Rich, fragrantly spiced and elaborately prepared, Rajasthani cuisine offers an edible history of the region. A central part of hospitality and a crucial way to impress important guests, the area’s rajas favored a no expense spared attitude to cooking in their palace kitchens. As a result, today Rajasthan is as famous for its food as it is for its spectacular forts and romantic lakes. Here, chef Sujit Mukerjee, Executive Chef at the renowned Sheesh Mahal, Leela Palace in Udaipur provides an expert insight into this fascinating and complex cuisine.

You were born In Chandigarh but now run one of India’s foremost fine dining restaurants in Udaipur. What is it about Rajasthani cooking in particular that appeals to you?

Rich in royal history and a product of Rajasthan’s extreme climate, this unique cuisine has always intrigued me and I love experimenting with its flavors.

Can you explain a bit about how food is central to hospitality in Rajasthan?

In India, and especially in Rajasthan, any guest is treated almost as a God. The idea is that the best way to show one’s hospitality is to offer various delicacies to the guest and this concept has been part of the culture here for centuries. Historically, cooking was a way of impressing important royal visitors, so no expense would be spared on premium ingredients. There are even stories of peacocks being fed precious gems but that’s not something I replicate in my kitchen!

How did the region’s historic rajas influence Rajasthani cuisine?

The kings and queens of Rajasthan were always closely involved with the cuisine served under their roof. In fact, when a royal court traveled, they would often take the entire kitchen with them on their journeys! This close connection explains why Rajasthani cooking is very much influenced by the personal style and tastes of the rajas.
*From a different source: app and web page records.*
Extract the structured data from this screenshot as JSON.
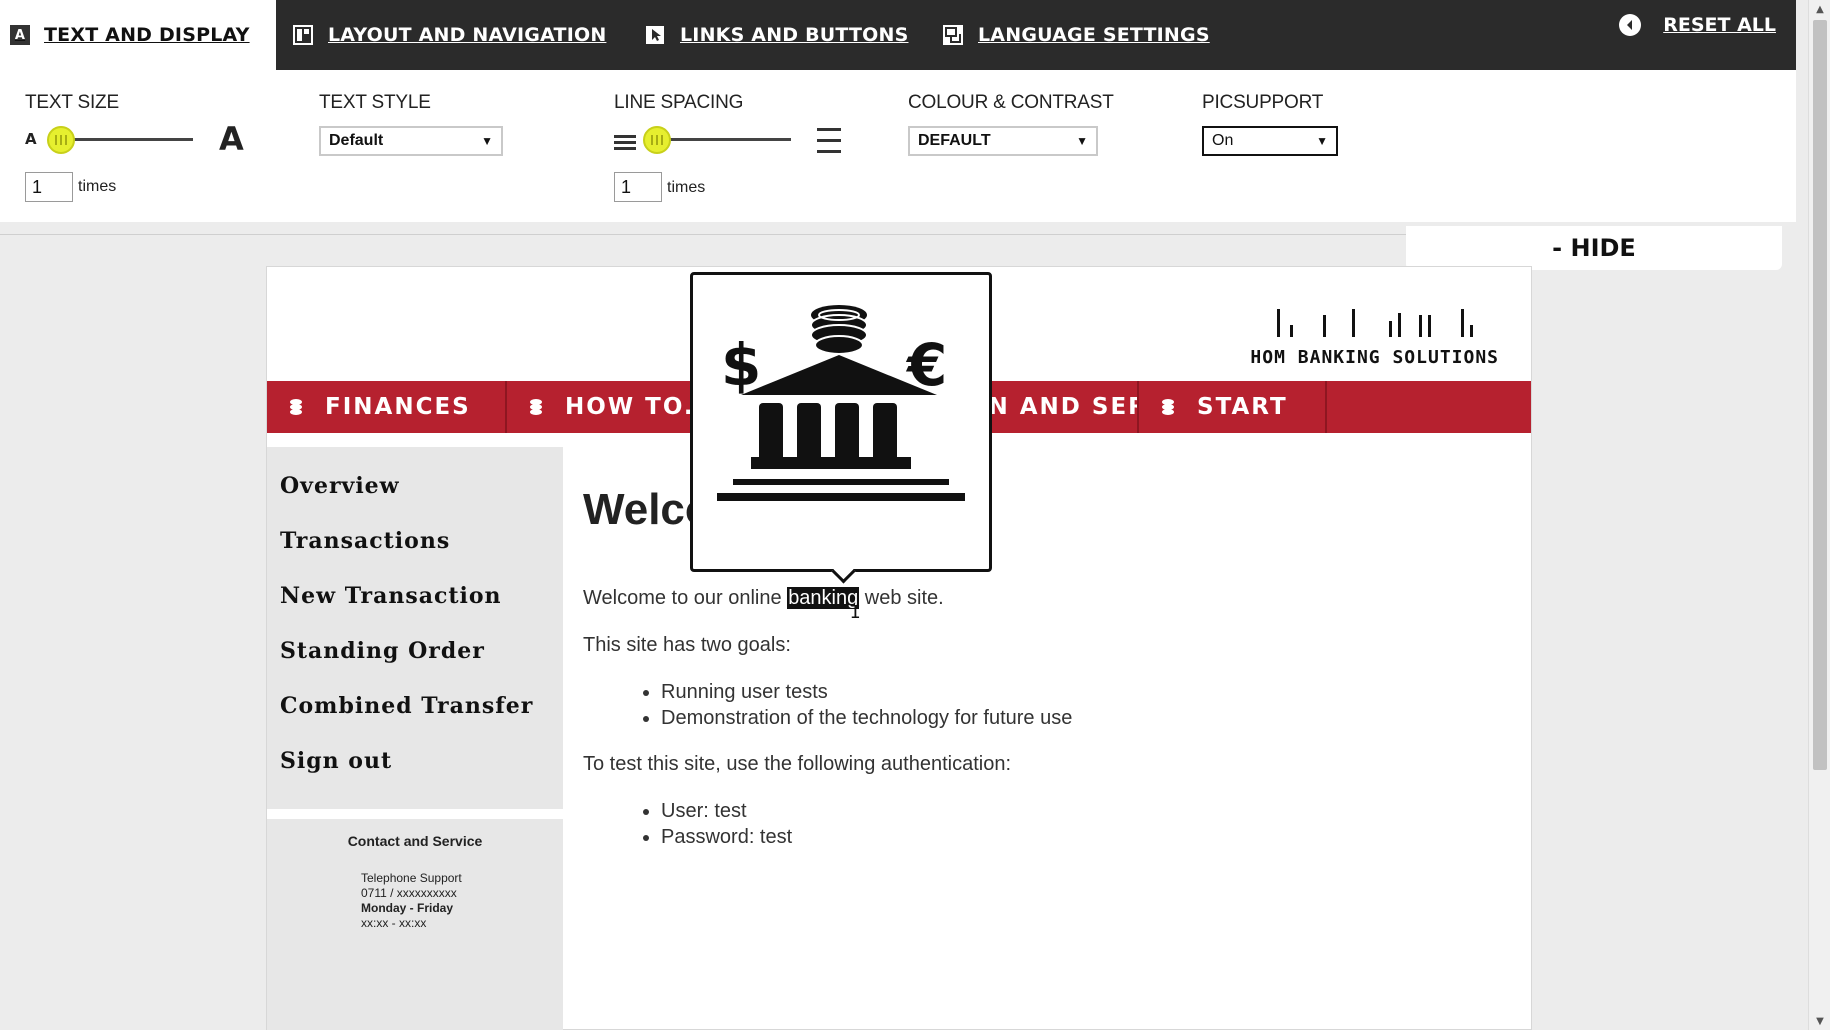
{
  "toolbar": {
    "tabs": [
      {
        "label": "TEXT AND DISPLAY",
        "icon": "A"
      },
      {
        "label": "LAYOUT AND NAVIGATION"
      },
      {
        "label": "LINKS AND BUTTONS"
      },
      {
        "label": "LANGUAGE SETTINGS"
      }
    ],
    "reset_label": "RESET ALL",
    "hide_label": "- HIDE"
  },
  "controls": {
    "text_size": {
      "label": "TEXT SIZE",
      "small_glyph": "A",
      "large_glyph": "A",
      "value": "1",
      "unit": "times",
      "level": 0
    },
    "text_style": {
      "label": "TEXT STYLE",
      "value": "Default"
    },
    "line_spacing": {
      "label": "LINE SPACING",
      "value": "1",
      "unit": "times",
      "level": 0
    },
    "colour_contrast": {
      "label": "COLOUR & CONTRAST",
      "value": "DEFAULT"
    },
    "picsupport": {
      "label": "PICSUPPORT",
      "value": "On"
    }
  },
  "site": {
    "logo_text": "HOM BANKING SOLUTIONS",
    "nav": [
      {
        "label": "FINANCES"
      },
      {
        "label": "HOW TO..."
      },
      {
        "label": "INFORMATION AND SERVICE"
      },
      {
        "label": "START"
      }
    ],
    "sidenav": [
      "Overview",
      "Transactions",
      "New Transaction",
      "Standing Order",
      "Combined Transfer",
      "Sign out"
    ],
    "contact": {
      "title": "Contact and Service",
      "lines": [
        "Telephone Support",
        "0711 / xxxxxxxxxx",
        "Monday - Friday",
        "xx:xx - xx:xx"
      ]
    },
    "main": {
      "heading": "Welcome",
      "p1_before": "Welcome to our online ",
      "p1_highlight": "banking",
      "p1_after": " web site.",
      "p2": "This site has two goals:",
      "goals": [
        "Running user tests",
        "Demonstration of the technology for future use"
      ],
      "p3": "To test this site, use the following authentication:",
      "auth": [
        "User: test",
        "Password: test"
      ]
    },
    "popup": {
      "icon": "bank-icon",
      "symbols": [
        "$",
        "€"
      ]
    }
  },
  "colors": {
    "nav_red": "#b6212f",
    "toolbar_dark": "#2b2b2b",
    "knob_yellow": "#e6ef2f"
  }
}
What is your favorite Rajasthani dish?

I can’t resist Laalmaas, a rich and seriously spicy mutton curry, or bajre ki roti, a comforting combination of millet flour flatbreads with gur (unrefined sugar) and ghee.

Are there any special Rajasthani cooking techniques that inspire you?

The technique of slow cooking allows me to create incredibly flavorful dishes and works particularly well with game meat, which the region is known for. I also like to use a large variety of spices, which is typical here. Rajasthan is also highly regarded for its vegetarian cuisine and a liberal use of spices really helps bring a dish to life. I’m always trying to learn about local cooking techniques because it inspires me to create new flavor combinations.

What are the most commonly used ingredients used in Rajasthani cooking?

I would say some of the key ingredients used are corn, spices, yogurt, besan (a kind of ground chickpea) and mathania chillies, which are locally grown in Jodhpur.

What savory dishes would you recommend to first-time visitors to Rajasthan?

Visitors must try Kadhi Kachori at least once. It’s a local specialty which is essentially a soup dish served with fried, filled dough balls. I’d also say that mirchi vada, which are delicious, fiery chilli fritters, are quite unique and a must-try whilst in Rajasthan.

As well as its savory offerings, Rajasthan is famous for its sweets. What are your favorites?

Rajasthanis certainly have a sweet tooth! The region has plenty of very tempting sweet shops and I love Ghevar, a sweet cake that’s soaked in syrup, as well as lapsi, a traditional dessert of broken wheat prepared with sugar and ghee.

Aside from Sheesh Mahal at Leela Palace, where else would you recommend for an authentic taste of Rajasthan?

For a taste of royal Rajasthan, I would head to Royal Repast. For coffee, I like Udai Art Café and for a sweet treat, it has to be JMB.

Get stuck into the flavors of Rajasthan on the Luxury Gold Essence of India journey.